┌─ THE INPUT

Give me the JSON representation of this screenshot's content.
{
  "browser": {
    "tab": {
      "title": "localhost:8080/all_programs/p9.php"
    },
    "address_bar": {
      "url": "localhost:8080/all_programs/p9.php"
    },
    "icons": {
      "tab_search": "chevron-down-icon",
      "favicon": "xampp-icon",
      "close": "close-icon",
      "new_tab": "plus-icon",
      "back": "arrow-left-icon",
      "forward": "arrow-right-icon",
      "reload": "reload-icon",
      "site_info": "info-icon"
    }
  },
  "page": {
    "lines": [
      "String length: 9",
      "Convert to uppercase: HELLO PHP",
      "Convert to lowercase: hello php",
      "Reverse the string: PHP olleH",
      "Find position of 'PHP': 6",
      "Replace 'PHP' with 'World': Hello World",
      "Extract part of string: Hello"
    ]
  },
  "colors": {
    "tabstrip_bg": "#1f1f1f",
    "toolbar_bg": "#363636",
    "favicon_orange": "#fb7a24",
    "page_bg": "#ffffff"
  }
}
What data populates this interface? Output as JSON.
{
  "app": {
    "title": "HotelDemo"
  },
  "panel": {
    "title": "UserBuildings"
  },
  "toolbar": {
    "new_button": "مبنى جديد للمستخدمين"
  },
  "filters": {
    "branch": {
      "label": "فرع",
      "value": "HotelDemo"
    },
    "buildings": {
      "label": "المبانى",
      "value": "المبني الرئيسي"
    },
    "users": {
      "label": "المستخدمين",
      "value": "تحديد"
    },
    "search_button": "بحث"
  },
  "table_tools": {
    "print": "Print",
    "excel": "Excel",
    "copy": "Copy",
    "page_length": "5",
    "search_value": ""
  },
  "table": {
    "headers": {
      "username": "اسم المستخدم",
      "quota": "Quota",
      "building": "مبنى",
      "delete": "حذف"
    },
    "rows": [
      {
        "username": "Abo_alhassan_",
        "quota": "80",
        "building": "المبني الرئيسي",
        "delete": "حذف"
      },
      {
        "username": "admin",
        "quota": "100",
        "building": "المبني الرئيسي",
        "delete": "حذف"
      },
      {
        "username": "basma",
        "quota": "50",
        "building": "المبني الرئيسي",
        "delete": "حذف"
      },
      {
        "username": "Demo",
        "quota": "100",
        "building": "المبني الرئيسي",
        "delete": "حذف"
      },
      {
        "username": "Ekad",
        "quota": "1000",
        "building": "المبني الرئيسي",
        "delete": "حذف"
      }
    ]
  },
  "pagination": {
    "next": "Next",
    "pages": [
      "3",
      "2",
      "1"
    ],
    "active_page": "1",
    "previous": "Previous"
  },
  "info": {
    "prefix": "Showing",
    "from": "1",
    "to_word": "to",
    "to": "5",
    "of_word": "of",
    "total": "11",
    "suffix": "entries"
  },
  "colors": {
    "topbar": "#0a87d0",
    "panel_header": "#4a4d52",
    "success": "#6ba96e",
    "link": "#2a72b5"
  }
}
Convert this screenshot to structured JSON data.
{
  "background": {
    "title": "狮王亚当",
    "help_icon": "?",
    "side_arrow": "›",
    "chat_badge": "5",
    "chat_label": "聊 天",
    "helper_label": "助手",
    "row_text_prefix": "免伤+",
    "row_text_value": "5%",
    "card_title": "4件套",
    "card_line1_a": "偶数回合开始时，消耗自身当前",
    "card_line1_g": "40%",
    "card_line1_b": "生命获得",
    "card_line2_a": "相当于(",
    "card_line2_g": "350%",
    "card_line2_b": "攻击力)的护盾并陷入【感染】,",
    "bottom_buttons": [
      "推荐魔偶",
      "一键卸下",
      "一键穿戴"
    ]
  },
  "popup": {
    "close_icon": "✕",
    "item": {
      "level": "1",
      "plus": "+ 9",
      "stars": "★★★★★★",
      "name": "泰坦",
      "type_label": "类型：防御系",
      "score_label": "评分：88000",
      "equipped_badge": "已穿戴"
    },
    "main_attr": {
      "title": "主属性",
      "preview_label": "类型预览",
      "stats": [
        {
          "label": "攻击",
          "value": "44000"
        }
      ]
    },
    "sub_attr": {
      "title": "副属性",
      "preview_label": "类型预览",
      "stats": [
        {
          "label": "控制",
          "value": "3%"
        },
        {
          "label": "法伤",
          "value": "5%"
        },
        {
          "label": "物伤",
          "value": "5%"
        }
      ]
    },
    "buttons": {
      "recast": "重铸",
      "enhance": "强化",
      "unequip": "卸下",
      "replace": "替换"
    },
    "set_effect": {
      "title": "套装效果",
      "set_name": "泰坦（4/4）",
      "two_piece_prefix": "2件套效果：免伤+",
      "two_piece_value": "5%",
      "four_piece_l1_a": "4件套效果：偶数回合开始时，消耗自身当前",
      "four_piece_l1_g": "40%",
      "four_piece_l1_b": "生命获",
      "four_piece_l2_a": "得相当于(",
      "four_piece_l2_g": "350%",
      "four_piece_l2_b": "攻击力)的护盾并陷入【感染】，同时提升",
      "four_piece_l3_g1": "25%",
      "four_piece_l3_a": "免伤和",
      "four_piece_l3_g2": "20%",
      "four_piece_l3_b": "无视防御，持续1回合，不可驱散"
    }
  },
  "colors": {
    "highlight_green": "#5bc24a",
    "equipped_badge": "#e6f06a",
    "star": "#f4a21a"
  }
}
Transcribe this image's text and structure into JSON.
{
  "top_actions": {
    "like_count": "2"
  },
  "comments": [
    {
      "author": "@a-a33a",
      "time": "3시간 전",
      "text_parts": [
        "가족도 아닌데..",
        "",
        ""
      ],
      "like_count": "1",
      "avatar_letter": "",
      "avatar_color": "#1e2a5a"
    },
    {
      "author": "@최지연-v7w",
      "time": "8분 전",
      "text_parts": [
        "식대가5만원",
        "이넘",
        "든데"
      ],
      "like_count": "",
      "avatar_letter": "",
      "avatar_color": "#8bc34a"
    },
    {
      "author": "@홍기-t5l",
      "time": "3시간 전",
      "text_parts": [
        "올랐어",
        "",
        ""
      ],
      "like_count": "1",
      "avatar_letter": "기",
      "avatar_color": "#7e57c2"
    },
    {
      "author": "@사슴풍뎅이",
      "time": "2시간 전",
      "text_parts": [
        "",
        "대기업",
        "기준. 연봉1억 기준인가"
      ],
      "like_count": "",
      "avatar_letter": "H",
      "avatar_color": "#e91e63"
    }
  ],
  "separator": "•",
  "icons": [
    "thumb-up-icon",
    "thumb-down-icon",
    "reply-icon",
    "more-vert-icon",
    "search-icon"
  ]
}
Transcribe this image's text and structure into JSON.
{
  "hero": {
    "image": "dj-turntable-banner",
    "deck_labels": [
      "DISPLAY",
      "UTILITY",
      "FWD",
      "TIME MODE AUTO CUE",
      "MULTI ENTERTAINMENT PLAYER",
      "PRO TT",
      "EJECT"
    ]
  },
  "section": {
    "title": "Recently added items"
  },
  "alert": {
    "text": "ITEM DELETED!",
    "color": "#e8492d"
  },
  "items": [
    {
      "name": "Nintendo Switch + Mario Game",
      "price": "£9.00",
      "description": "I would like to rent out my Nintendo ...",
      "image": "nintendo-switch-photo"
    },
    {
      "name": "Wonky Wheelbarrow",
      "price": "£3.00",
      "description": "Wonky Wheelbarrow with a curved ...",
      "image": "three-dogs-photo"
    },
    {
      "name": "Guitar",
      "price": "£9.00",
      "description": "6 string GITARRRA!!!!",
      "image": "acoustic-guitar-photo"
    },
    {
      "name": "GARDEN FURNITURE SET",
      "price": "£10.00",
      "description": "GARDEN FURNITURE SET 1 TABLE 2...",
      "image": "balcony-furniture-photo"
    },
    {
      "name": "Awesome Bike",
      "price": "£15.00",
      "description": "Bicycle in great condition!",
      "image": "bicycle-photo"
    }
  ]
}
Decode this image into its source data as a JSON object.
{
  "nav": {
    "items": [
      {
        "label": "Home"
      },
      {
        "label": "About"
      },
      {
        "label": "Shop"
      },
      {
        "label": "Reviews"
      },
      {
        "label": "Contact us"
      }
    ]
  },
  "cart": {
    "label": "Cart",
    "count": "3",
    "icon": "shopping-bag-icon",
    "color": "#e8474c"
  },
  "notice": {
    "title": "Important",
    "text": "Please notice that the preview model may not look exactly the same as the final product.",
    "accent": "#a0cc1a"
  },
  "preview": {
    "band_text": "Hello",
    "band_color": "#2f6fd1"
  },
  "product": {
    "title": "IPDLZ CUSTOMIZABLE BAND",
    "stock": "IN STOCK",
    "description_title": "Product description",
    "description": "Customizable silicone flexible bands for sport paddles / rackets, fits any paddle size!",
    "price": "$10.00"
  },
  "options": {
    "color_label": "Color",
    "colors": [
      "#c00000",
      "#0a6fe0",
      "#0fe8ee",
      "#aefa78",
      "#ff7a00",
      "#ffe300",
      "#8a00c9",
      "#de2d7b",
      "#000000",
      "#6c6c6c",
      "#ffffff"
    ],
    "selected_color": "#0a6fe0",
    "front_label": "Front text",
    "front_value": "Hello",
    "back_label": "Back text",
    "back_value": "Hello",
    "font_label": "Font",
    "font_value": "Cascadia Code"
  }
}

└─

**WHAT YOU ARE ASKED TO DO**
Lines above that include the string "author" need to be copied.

**RESULT**
      "author": "@a-a33a",
      "author": "@최지연-v7w",
      "author": "@홍기-t5l",
      "author": "@사슴풍뎅이",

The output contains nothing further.